Adventure tee by The Blue Envelope
Every morning, my husband gets up and starts getting ready for work. Parenting has rendered us pretty good at multitasking. He'll get dressed for work while simultaneously making Ethan breakfast and I'll sip my iced coffee (Will Wake Before The Kids for Starbucks is my motto) while struggling to find my most clean pair of dirty yoga pants and warming a bottle for Carmen. It's this morning dance of chaos that ensures I'm always late to wherever we have plans to go, which is particularly frustrating because I like to be early and I haven't let that go yet. Still, every morning, my children lay down on the rug in Carmen's room and pose for what Ethan has dubbed their "boring morning pictures."
Secretly, he loves it. He'll whisper "come here, sissy! It's me, your bruh bruh," as he kisses her on the cheek before rolling his eyes at me or sticking out his tongue or shaking his ankles just enough to ensure my otherwise frameworthy photo is just the right amount out of focus.
These morning pictures? They're medicine for my soul. They're healing in so many ways. They are hope in picture form and I try to explain to my exasperated four year old who just wants to finish his peanut butter on toast that one day when he's a grown up, he will appreciate these photos. I tell him of my plans to turn them into a book and he starts counting how many more years he has until he's eighteen and doesn't have to take them anymore. "Maybe I can wear my Jack Skellington shirt in tomorrow's picture," he'll declare before running out of Carmen's room. He loves these pictures as much as I do.
There was a time, even just six months ago, that this life felt impossible. I turned 30 on February 1st, laced in depression and failure and inadequacy.

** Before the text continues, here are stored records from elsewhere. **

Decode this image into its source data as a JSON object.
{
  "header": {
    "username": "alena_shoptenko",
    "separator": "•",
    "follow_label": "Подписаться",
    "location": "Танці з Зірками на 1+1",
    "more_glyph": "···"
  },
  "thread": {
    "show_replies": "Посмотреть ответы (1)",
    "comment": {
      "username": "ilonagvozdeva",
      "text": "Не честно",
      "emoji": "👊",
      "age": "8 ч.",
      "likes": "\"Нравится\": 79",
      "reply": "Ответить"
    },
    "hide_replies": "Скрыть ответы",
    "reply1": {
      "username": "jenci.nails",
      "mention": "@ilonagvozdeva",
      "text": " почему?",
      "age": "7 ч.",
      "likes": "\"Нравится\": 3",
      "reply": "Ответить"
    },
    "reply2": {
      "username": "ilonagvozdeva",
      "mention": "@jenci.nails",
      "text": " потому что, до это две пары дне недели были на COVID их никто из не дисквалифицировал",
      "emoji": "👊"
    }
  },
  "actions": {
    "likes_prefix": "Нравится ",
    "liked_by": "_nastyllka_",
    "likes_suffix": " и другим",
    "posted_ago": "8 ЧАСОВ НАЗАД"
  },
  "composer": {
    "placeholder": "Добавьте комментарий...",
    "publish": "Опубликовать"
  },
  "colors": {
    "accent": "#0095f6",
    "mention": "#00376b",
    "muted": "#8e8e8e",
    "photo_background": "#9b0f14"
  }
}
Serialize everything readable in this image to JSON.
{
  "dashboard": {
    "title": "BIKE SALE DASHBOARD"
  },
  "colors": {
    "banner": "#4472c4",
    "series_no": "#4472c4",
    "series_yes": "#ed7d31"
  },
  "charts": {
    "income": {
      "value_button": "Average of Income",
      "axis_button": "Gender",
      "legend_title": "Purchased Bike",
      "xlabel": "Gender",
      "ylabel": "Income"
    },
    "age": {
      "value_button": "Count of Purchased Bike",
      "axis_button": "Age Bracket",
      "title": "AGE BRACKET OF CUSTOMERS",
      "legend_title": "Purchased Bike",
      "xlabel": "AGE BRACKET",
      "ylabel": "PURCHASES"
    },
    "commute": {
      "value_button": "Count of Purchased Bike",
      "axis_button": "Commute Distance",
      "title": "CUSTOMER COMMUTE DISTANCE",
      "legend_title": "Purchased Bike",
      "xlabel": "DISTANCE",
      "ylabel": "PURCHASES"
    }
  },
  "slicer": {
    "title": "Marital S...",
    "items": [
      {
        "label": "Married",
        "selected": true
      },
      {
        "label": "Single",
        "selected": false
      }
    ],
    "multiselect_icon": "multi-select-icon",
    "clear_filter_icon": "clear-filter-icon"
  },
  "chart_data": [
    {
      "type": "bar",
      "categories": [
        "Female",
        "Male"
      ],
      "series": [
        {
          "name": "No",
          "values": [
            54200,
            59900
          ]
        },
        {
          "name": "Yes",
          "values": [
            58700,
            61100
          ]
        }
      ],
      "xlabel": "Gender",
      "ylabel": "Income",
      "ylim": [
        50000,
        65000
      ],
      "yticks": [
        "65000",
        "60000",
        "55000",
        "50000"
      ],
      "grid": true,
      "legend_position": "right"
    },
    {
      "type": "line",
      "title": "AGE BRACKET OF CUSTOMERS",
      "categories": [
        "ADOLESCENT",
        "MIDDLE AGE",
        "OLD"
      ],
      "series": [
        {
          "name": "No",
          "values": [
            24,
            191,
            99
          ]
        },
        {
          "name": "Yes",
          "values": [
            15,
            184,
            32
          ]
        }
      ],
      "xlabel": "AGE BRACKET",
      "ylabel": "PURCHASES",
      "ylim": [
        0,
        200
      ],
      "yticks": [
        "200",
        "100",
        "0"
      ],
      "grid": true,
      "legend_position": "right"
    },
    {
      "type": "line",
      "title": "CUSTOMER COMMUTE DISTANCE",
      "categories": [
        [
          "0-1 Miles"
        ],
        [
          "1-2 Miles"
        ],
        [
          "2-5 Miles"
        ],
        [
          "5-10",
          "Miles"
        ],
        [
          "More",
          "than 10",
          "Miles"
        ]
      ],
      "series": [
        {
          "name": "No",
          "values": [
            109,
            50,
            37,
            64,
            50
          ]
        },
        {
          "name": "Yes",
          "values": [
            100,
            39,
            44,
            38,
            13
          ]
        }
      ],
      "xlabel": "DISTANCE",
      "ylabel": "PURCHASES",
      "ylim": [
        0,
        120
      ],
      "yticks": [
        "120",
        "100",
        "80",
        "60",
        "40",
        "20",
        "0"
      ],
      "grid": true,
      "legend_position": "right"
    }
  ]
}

A few weeks later, Carmen burst into our lives and so did purpose. Hope. Laughter. Love. As close to completion as we can ever be.
There she was.
Life has sort of broken off into this little floating island of After Carmen and I'm still trying to navigate some sort of attachment to the mainland again. Despite the chaos that comes with having a newborn and a four year old (no one has even sat on our couch for weeks -- likely because you can't even find it underneath the massive mountain of laundry), life feels a little bit like a dream. Most days I feel like we're floating and Carmen is our waterwings. Real life seems narrowly out of reach, but I haven't really tried to reach for it. For so long, I've associated a new normal with trying to stomach unpleasantness that can't be avoided, but this new normal fits more like a reverie. We're sort of floating comfortably near the shoreline while the undesirable moments float by out to sea in the distance. Every (ungodly early) morning we wake up and the dream continues.
And so do the morning pictures.